What to do
Since only the written part is wanted, repeat the records exactly and omit the pictures.

Task data
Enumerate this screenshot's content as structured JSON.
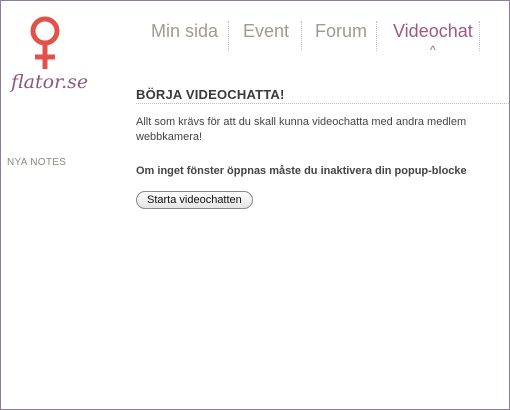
{
  "logo": {
    "text": "flator.se",
    "icon": "venus-symbol-icon",
    "icon_color": "#e0524a"
  },
  "nav": {
    "items": [
      {
        "label": "Min sida",
        "active": false
      },
      {
        "label": "Event",
        "active": false
      },
      {
        "label": "Forum",
        "active": false
      },
      {
        "label": "Videochat",
        "active": true
      }
    ],
    "active_indicator": "^"
  },
  "sidebar": {
    "nya_notes_label": "NYA NOTES"
  },
  "main": {
    "heading": "BÖRJA VIDEOCHATTA!",
    "intro_line1": "Allt som krävs för att du skall kunna videochatta med andra medlem",
    "intro_line2": "webbkamera!",
    "popup_warning": "Om inget fönster öppnas måste du inaktivera din popup-blocke",
    "start_button_label": "Starta videochatten"
  },
  "colors": {
    "accent": "#a05a80",
    "nav_inactive": "#a09a92",
    "logo_red": "#e0524a",
    "frame_border": "#8e7d94"
  }
}
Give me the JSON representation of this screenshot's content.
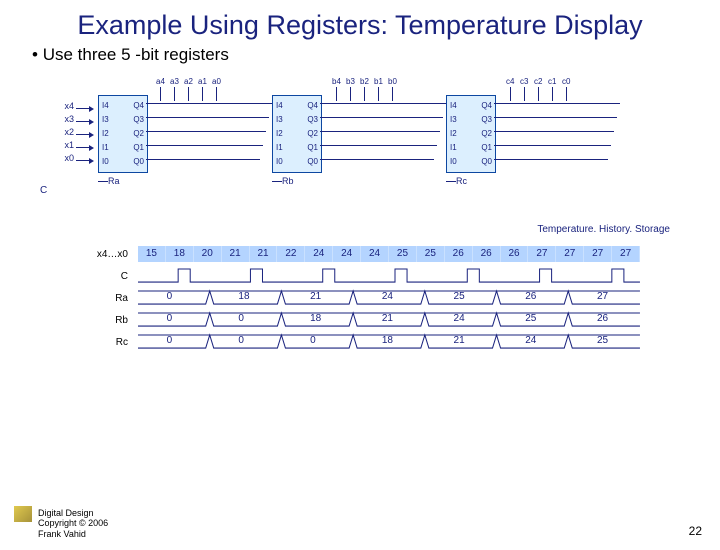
{
  "title": "Example Using Registers: Temperature Display",
  "bullet": "Use three 5 -bit registers",
  "inputs": [
    "x4",
    "x3",
    "x2",
    "x1",
    "x0"
  ],
  "cLabel": "C",
  "regs": [
    {
      "i": [
        "I4",
        "I3",
        "I2",
        "I1",
        "I0"
      ],
      "q": [
        "Q4",
        "Q3",
        "Q2",
        "Q1",
        "Q0"
      ],
      "name": "Ra",
      "top": [
        "a4",
        "a3",
        "a2",
        "a1",
        "a0"
      ]
    },
    {
      "i": [
        "I4",
        "I3",
        "I2",
        "I1",
        "I0"
      ],
      "q": [
        "Q4",
        "Q3",
        "Q2",
        "Q1",
        "Q0"
      ],
      "name": "Rb",
      "top": [
        "b4",
        "b3",
        "b2",
        "b1",
        "b0"
      ]
    },
    {
      "i": [
        "I4",
        "I3",
        "I2",
        "I1",
        "I0"
      ],
      "q": [
        "Q4",
        "Q3",
        "Q2",
        "Q1",
        "Q0"
      ],
      "name": "Rc",
      "top": [
        "c4",
        "c3",
        "c2",
        "c1",
        "c0"
      ]
    }
  ],
  "subtitle": "Temperature. History. Storage",
  "seq": {
    "streamLabel": "x4…x0",
    "stream": [
      "15",
      "18",
      "20",
      "21",
      "21",
      "22",
      "24",
      "24",
      "24",
      "25",
      "25",
      "26",
      "26",
      "26",
      "27",
      "27",
      "27",
      "27"
    ],
    "rows": [
      {
        "name": "C"
      },
      {
        "name": "Ra",
        "v": [
          "0",
          "18",
          "21",
          "24",
          "25",
          "26",
          "27"
        ]
      },
      {
        "name": "Rb",
        "v": [
          "0",
          "0",
          "18",
          "21",
          "24",
          "25",
          "26"
        ]
      },
      {
        "name": "Rc",
        "v": [
          "0",
          "0",
          "0",
          "18",
          "21",
          "24",
          "25"
        ]
      }
    ]
  },
  "footer": {
    "l1": "Digital Design",
    "l2": "Copyright © 2006",
    "l3": "Frank Vahid"
  },
  "page": "22"
}
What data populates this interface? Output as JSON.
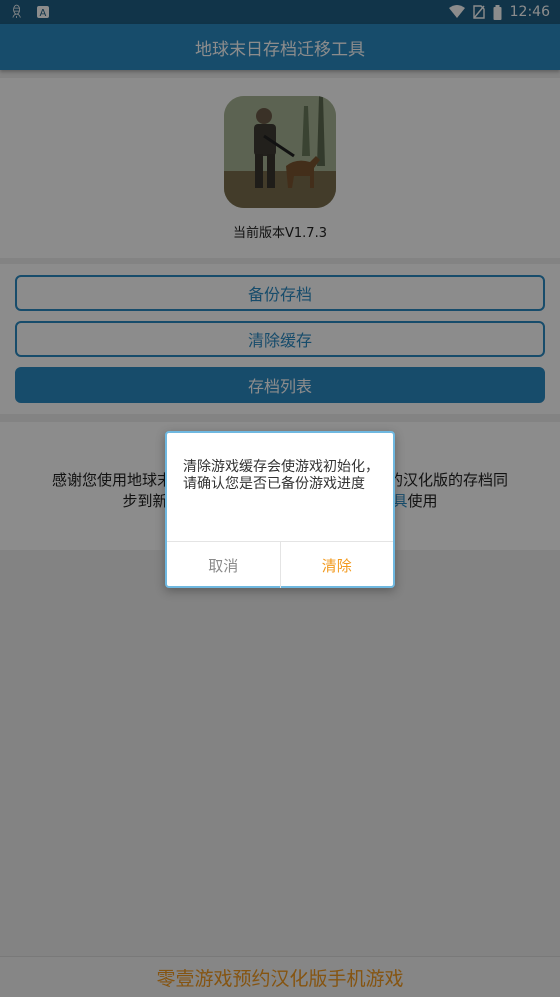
{
  "status_bar": {
    "time": "12:46",
    "left_icons": [
      "bug-icon",
      "a-notification-icon"
    ],
    "right_icons": [
      "wifi-icon",
      "no-sim-icon",
      "battery-icon"
    ]
  },
  "app_bar": {
    "title": "地球末日存档迁移工具"
  },
  "app_info": {
    "version": "当前版本V1.7.3"
  },
  "buttons": {
    "backup": "备份存档",
    "clear_cache": "清除缓存",
    "save_list": "存档列表"
  },
  "info_text": {
    "part1": "感谢您使用地球末日",
    "part2": "版的汉化版的存档同",
    "part3": "步到新版的。",
    "link": "份工具",
    "part4": "使用"
  },
  "dialog": {
    "message": "清除游戏缓存会使游戏初始化，请确认您是否已备份游戏进度",
    "cancel_label": "取消",
    "confirm_label": "清除"
  },
  "footer": {
    "text": "零壹游戏预约汉化版手机游戏"
  },
  "colors": {
    "primary": "#2b8ac4",
    "status_bar": "#1f5f85",
    "accent": "#f29a1f"
  }
}
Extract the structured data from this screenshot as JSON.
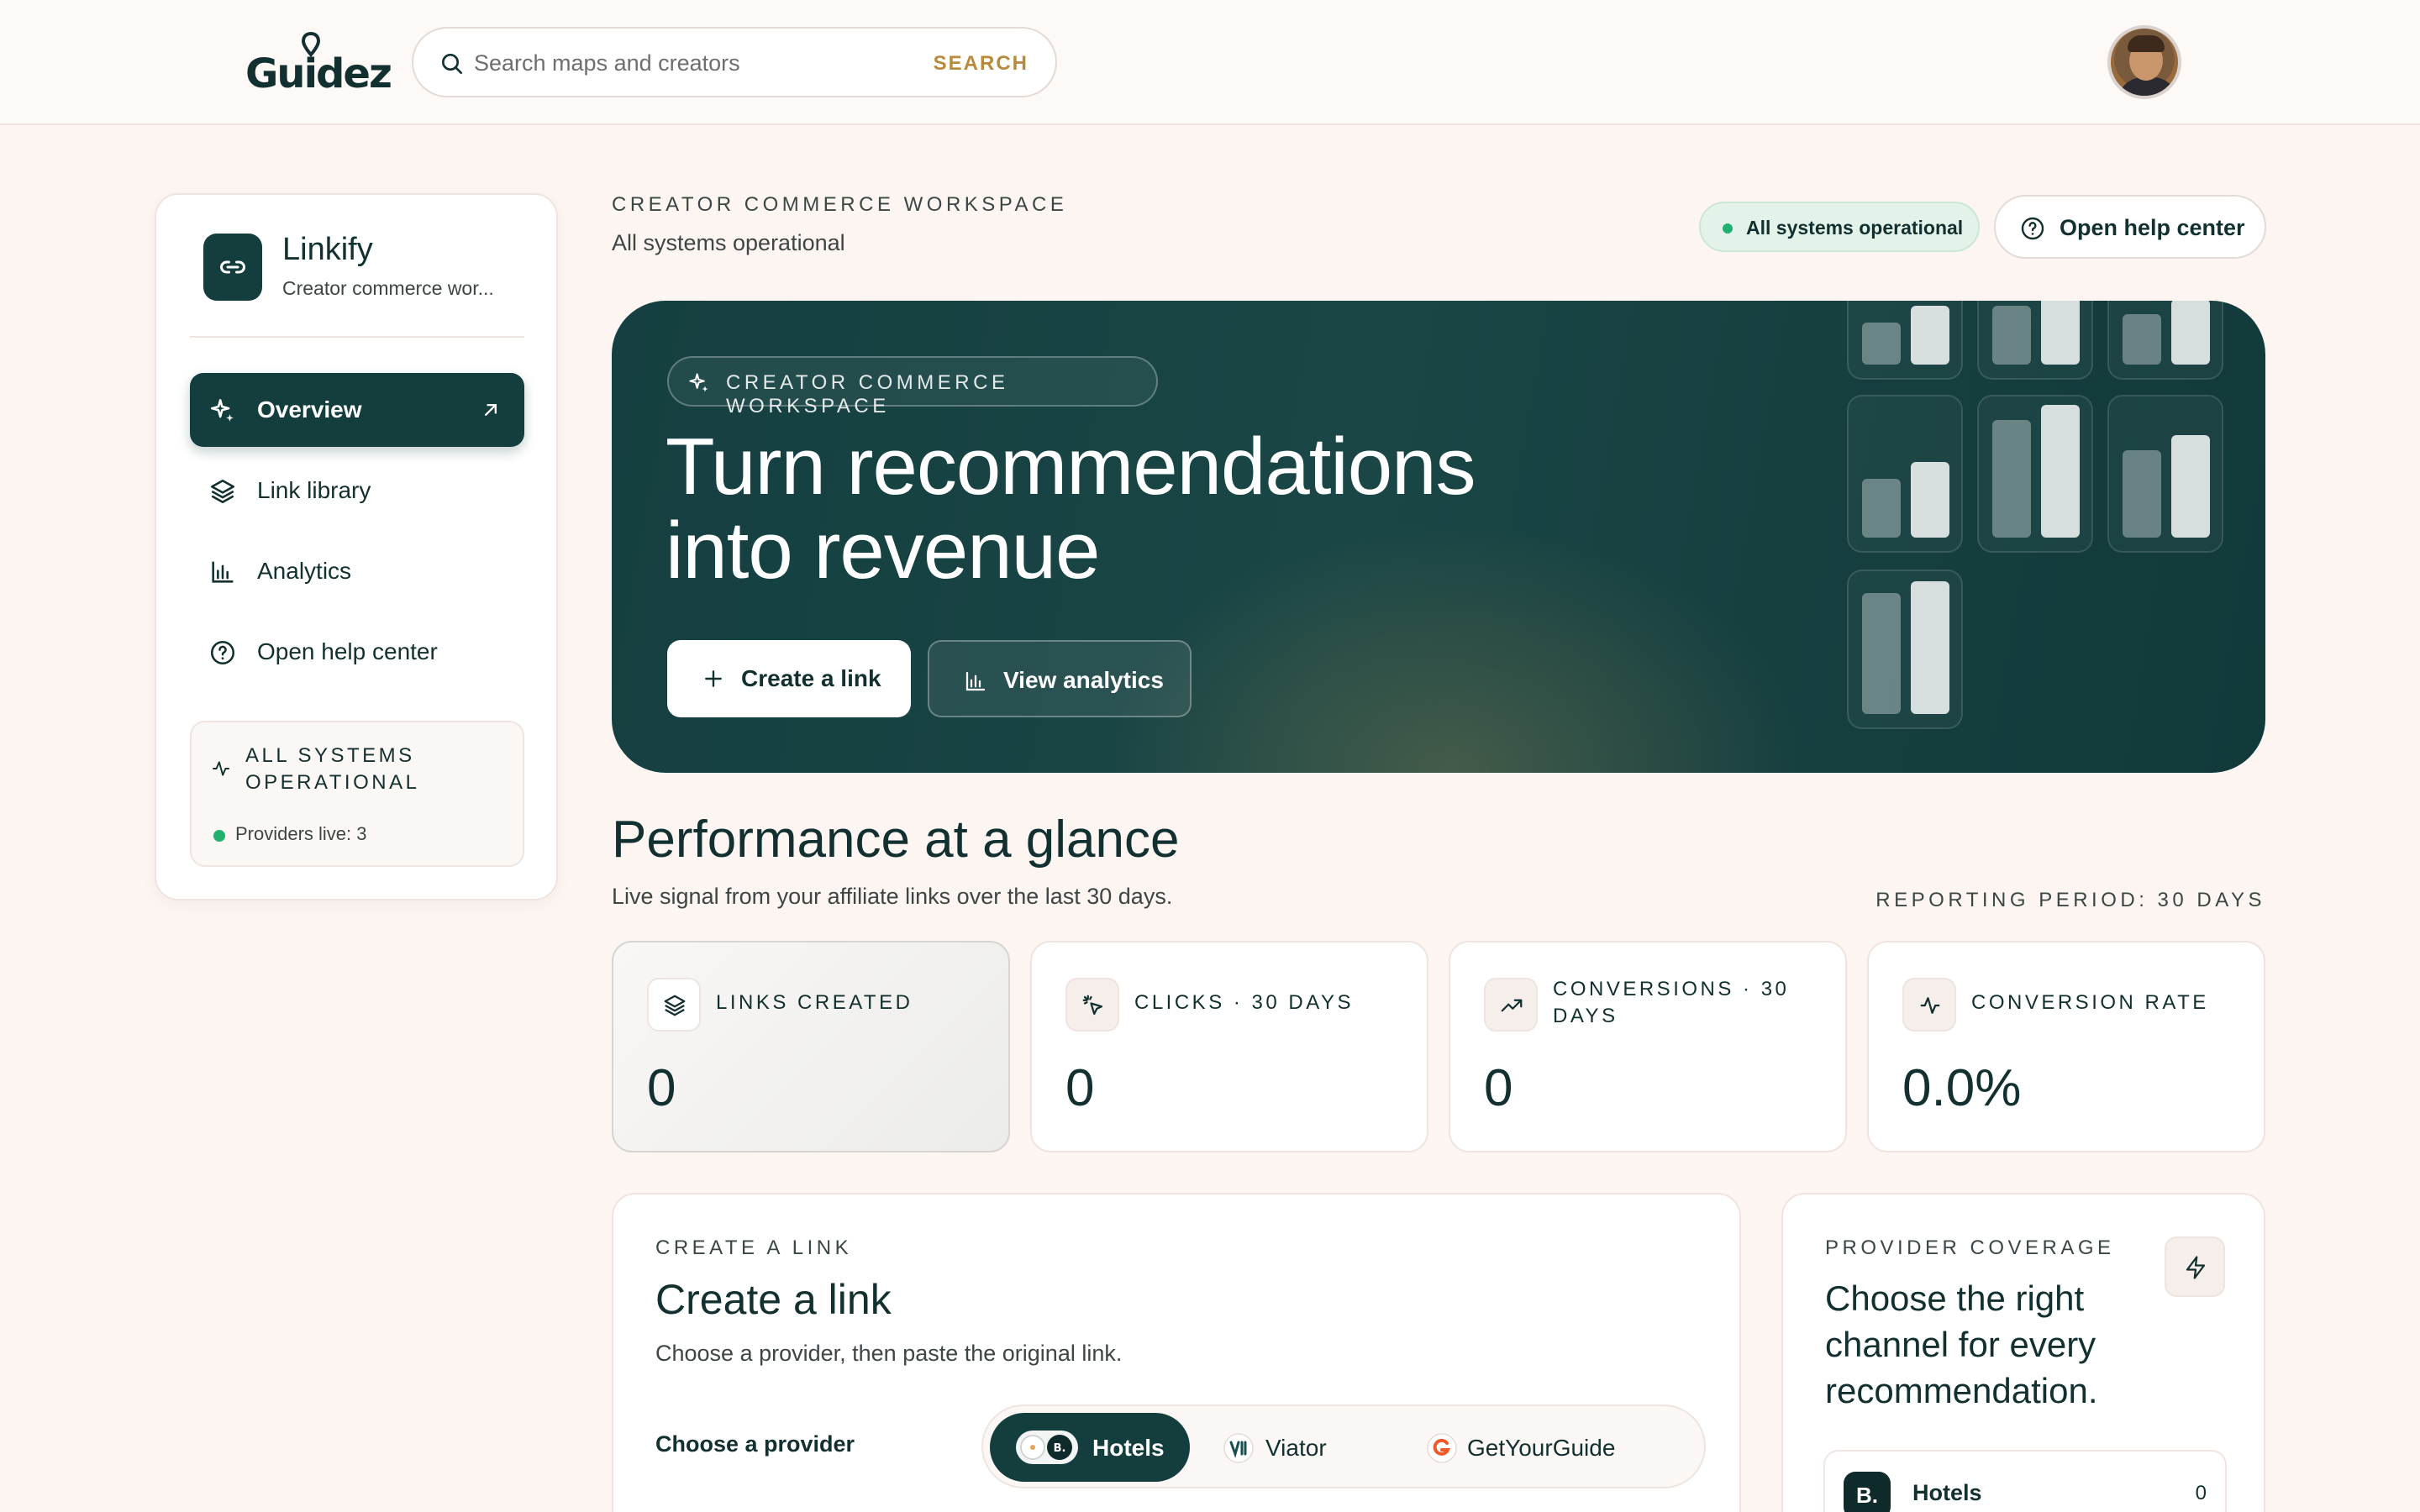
{
  "topbar": {
    "logo_text": "Guidez",
    "search_placeholder": "Search maps and creators",
    "search_button": "SEARCH"
  },
  "sidebar": {
    "brand_title": "Linkify",
    "brand_subtitle": "Creator commerce wor...",
    "items": [
      {
        "label": "Overview",
        "icon": "sparkle-icon",
        "active": true
      },
      {
        "label": "Link library",
        "icon": "layers-icon",
        "active": false
      },
      {
        "label": "Analytics",
        "icon": "bar-chart-icon",
        "active": false
      },
      {
        "label": "Open help center",
        "icon": "help-circle-icon",
        "active": false
      }
    ],
    "status": {
      "title": "ALL SYSTEMS OPERATIONAL",
      "providers": "Providers live: 3"
    }
  },
  "header": {
    "eyebrow": "CREATOR COMMERCE WORKSPACE",
    "subtitle": "All systems operational",
    "status_pill": "All systems operational",
    "help_button": "Open help center"
  },
  "hero": {
    "eyebrow": "CREATOR COMMERCE WORKSPACE",
    "title_line1": "Turn recommendations",
    "title_line2": "into revenue",
    "primary_button": "Create a link",
    "secondary_button": "View analytics"
  },
  "performance": {
    "title": "Performance at a glance",
    "subtitle": "Live signal from your affiliate links over the last 30 days.",
    "period": "REPORTING PERIOD: 30 DAYS",
    "stats": [
      {
        "label": "LINKS CREATED",
        "value": "0",
        "icon": "layers-icon"
      },
      {
        "label": "CLICKS · 30 DAYS",
        "value": "0",
        "icon": "cursor-click-icon"
      },
      {
        "label": "CONVERSIONS · 30 DAYS",
        "value": "0",
        "icon": "trending-up-icon"
      },
      {
        "label": "CONVERSION RATE",
        "value": "0.0%",
        "icon": "activity-icon"
      }
    ]
  },
  "create_link": {
    "eyebrow": "CREATE A LINK",
    "title": "Create a link",
    "subtitle": "Choose a provider, then paste the original link.",
    "choose_label": "Choose a provider",
    "providers": [
      "Hotels",
      "Viator",
      "GetYourGuide"
    ],
    "selected": "Hotels"
  },
  "provider_coverage": {
    "eyebrow": "PROVIDER COVERAGE",
    "title": "Choose the right channel for every recommendation.",
    "rows": [
      {
        "logo": "B.",
        "name": "Hotels",
        "count": "0"
      }
    ]
  },
  "colors": {
    "primary": "#143e3e",
    "background": "#fdf5f2",
    "accent_gold": "#b88a3e",
    "success": "#22b070"
  }
}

Written answer
Enumerate this screenshot's content as structured JSON.
{
  "logo": {
    "text": "flator.se",
    "icon": "venus-symbol-icon",
    "icon_color": "#e0524a"
  },
  "nav": {
    "items": [
      {
        "label": "Min sida",
        "active": false
      },
      {
        "label": "Event",
        "active": false
      },
      {
        "label": "Forum",
        "active": false
      },
      {
        "label": "Videochat",
        "active": true
      }
    ],
    "active_indicator": "^"
  },
  "sidebar": {
    "nya_notes_label": "NYA NOTES"
  },
  "main": {
    "heading": "BÖRJA VIDEOCHATTA!",
    "intro_line1": "Allt som krävs för att du skall kunna videochatta med andra medlem",
    "intro_line2": "webbkamera!",
    "popup_warning": "Om inget fönster öppnas måste du inaktivera din popup-blocke",
    "start_button_label": "Starta videochatten"
  },
  "colors": {
    "accent": "#a05a80",
    "nav_inactive": "#a09a92",
    "logo_red": "#e0524a",
    "frame_border": "#8e7d94"
  }
}
Give me the JSON representation of this screenshot's content.
{
  "title": "Example Using Registers: Temperature Display",
  "bullet": "Use three 5 -bit registers",
  "inputs": [
    "x4",
    "x3",
    "x2",
    "x1",
    "x0"
  ],
  "cLabel": "C",
  "regs": [
    {
      "i": [
        "I4",
        "I3",
        "I2",
        "I1",
        "I0"
      ],
      "q": [
        "Q4",
        "Q3",
        "Q2",
        "Q1",
        "Q0"
      ],
      "name": "Ra",
      "top": [
        "a4",
        "a3",
        "a2",
        "a1",
        "a0"
      ]
    },
    {
      "i": [
        "I4",
        "I3",
        "I2",
        "I1",
        "I0"
      ],
      "q": [
        "Q4",
        "Q3",
        "Q2",
        "Q1",
        "Q0"
      ],
      "name": "Rb",
      "top": [
        "b4",
        "b3",
        "b2",
        "b1",
        "b0"
      ]
    },
    {
      "i": [
        "I4",
        "I3",
        "I2",
        "I1",
        "I0"
      ],
      "q": [
        "Q4",
        "Q3",
        "Q2",
        "Q1",
        "Q0"
      ],
      "name": "Rc",
      "top": [
        "c4",
        "c3",
        "c2",
        "c1",
        "c0"
      ]
    }
  ],
  "subtitle": "Temperature. History. Storage",
  "seq": {
    "streamLabel": "x4…x0",
    "stream": [
      "15",
      "18",
      "20",
      "21",
      "21",
      "22",
      "24",
      "24",
      "24",
      "25",
      "25",
      "26",
      "26",
      "26",
      "27",
      "27",
      "27",
      "27"
    ],
    "rows": [
      {
        "name": "C"
      },
      {
        "name": "Ra",
        "v": [
          "0",
          "18",
          "21",
          "24",
          "25",
          "26",
          "27"
        ]
      },
      {
        "name": "Rb",
        "v": [
          "0",
          "0",
          "18",
          "21",
          "24",
          "25",
          "26"
        ]
      },
      {
        "name": "Rc",
        "v": [
          "0",
          "0",
          "0",
          "18",
          "21",
          "24",
          "25"
        ]
      }
    ]
  },
  "footer": {
    "l1": "Digital Design",
    "l2": "Copyright © 2006",
    "l3": "Frank Vahid"
  },
  "page": "22"
}
What data populates this interface? Output as JSON.
{
  "status_bar": {
    "time": "12:46",
    "left_icons": [
      "bug-icon",
      "a-notification-icon"
    ],
    "right_icons": [
      "wifi-icon",
      "no-sim-icon",
      "battery-icon"
    ]
  },
  "app_bar": {
    "title": "地球末日存档迁移工具"
  },
  "app_info": {
    "version": "当前版本V1.7.3"
  },
  "buttons": {
    "backup": "备份存档",
    "clear_cache": "清除缓存",
    "save_list": "存档列表"
  },
  "info_text": {
    "part1": "感谢您使用地球末日",
    "part2": "版的汉化版的存档同",
    "part3": "步到新版的。",
    "link": "份工具",
    "part4": "使用"
  },
  "dialog": {
    "message": "清除游戏缓存会使游戏初始化，请确认您是否已备份游戏进度",
    "cancel_label": "取消",
    "confirm_label": "清除"
  },
  "footer": {
    "text": "零壹游戏预约汉化版手机游戏"
  },
  "colors": {
    "primary": "#2b8ac4",
    "status_bar": "#1f5f85",
    "accent": "#f29a1f"
  }
}
Extract the structured data from this screenshot as JSON.
{
  "topbar": {
    "logo_text": "Guidez",
    "search_placeholder": "Search maps and creators",
    "search_button": "SEARCH"
  },
  "sidebar": {
    "brand_title": "Linkify",
    "brand_subtitle": "Creator commerce wor...",
    "items": [
      {
        "label": "Overview",
        "icon": "sparkle-icon",
        "active": true
      },
      {
        "label": "Link library",
        "icon": "layers-icon",
        "active": false
      },
      {
        "label": "Analytics",
        "icon": "bar-chart-icon",
        "active": false
      },
      {
        "label": "Open help center",
        "icon": "help-circle-icon",
        "active": false
      }
    ],
    "status": {
      "title": "ALL SYSTEMS OPERATIONAL",
      "providers": "Providers live: 3"
    }
  },
  "header": {
    "eyebrow": "CREATOR COMMERCE WORKSPACE",
    "subtitle": "All systems operational",
    "status_pill": "All systems operational",
    "help_button": "Open help center"
  },
  "hero": {
    "eyebrow": "CREATOR COMMERCE WORKSPACE",
    "title_line1": "Turn recommendations",
    "title_line2": "into revenue",
    "primary_button": "Create a link",
    "secondary_button": "View analytics"
  },
  "performance": {
    "title": "Performance at a glance",
    "subtitle": "Live signal from your affiliate links over the last 30 days.",
    "period": "REPORTING PERIOD: 30 DAYS",
    "stats": [
      {
        "label": "LINKS CREATED",
        "value": "0",
        "icon": "layers-icon"
      },
      {
        "label": "CLICKS · 30 DAYS",
        "value": "0",
        "icon": "cursor-click-icon"
      },
      {
        "label": "CONVERSIONS · 30 DAYS",
        "value": "0",
        "icon": "trending-up-icon"
      },
      {
        "label": "CONVERSION RATE",
        "value": "0.0%",
        "icon": "activity-icon"
      }
    ]
  },
  "create_link": {
    "eyebrow": "CREATE A LINK",
    "title": "Create a link",
    "subtitle": "Choose a provider, then paste the original link.",
    "choose_label": "Choose a provider",
    "providers": [
      "Hotels",
      "Viator",
      "GetYourGuide"
    ],
    "selected": "Hotels"
  },
  "provider_coverage": {
    "eyebrow": "PROVIDER COVERAGE",
    "title": "Choose the right channel for every recommendation.",
    "rows": [
      {
        "logo": "B.",
        "name": "Hotels",
        "count": "0"
      }
    ]
  },
  "colors": {
    "primary": "#143e3e",
    "background": "#fdf5f2",
    "accent_gold": "#b88a3e",
    "success": "#22b070"
  }
}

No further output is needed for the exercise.